Description of the task: Wherever the string "kind" appears in the records, return the line that holds it.

Records supplied:

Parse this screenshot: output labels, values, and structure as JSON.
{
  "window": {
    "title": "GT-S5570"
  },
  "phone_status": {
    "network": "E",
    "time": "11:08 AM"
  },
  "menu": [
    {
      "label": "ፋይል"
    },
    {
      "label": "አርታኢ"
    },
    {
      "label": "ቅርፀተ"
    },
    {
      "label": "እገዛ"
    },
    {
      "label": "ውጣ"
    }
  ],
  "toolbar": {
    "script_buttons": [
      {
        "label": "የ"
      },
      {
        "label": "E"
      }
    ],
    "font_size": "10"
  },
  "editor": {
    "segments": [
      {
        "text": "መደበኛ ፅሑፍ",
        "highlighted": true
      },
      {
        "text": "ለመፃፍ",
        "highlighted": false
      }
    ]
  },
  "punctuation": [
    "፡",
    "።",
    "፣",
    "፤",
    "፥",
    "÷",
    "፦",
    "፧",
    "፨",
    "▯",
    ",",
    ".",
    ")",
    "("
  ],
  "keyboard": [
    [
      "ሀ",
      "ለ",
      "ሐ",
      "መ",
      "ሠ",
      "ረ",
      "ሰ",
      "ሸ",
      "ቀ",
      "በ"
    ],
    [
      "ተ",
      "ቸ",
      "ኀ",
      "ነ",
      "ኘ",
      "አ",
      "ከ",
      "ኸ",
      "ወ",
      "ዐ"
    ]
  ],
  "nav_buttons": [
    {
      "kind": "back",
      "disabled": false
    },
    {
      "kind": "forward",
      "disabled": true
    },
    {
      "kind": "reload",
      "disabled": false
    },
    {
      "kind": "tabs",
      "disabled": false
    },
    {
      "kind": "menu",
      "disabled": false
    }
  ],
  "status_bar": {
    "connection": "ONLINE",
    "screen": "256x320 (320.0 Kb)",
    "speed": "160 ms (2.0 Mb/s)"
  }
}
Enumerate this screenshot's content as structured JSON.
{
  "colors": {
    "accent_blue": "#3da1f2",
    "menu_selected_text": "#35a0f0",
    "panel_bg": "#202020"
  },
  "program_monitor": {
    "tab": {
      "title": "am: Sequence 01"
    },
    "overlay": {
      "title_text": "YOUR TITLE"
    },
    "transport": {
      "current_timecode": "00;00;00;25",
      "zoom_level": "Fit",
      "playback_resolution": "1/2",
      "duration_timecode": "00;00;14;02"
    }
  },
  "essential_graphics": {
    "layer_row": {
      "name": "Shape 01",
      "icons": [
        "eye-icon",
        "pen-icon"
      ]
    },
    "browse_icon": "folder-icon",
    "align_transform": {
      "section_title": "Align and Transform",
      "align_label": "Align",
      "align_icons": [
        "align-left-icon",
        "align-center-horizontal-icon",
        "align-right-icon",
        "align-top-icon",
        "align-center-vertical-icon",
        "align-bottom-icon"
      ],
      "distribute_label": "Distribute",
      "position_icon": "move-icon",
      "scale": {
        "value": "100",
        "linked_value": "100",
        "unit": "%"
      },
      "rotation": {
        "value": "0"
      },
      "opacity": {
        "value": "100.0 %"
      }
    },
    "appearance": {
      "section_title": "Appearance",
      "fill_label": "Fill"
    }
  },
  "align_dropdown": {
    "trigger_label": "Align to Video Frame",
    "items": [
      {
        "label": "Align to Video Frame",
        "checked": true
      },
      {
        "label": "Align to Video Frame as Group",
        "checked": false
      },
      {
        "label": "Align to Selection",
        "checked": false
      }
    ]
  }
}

Reply:
      "kind": "back",
      "kind": "forward",
      "kind": "reload",
      "kind": "tabs",
      "kind": "menu",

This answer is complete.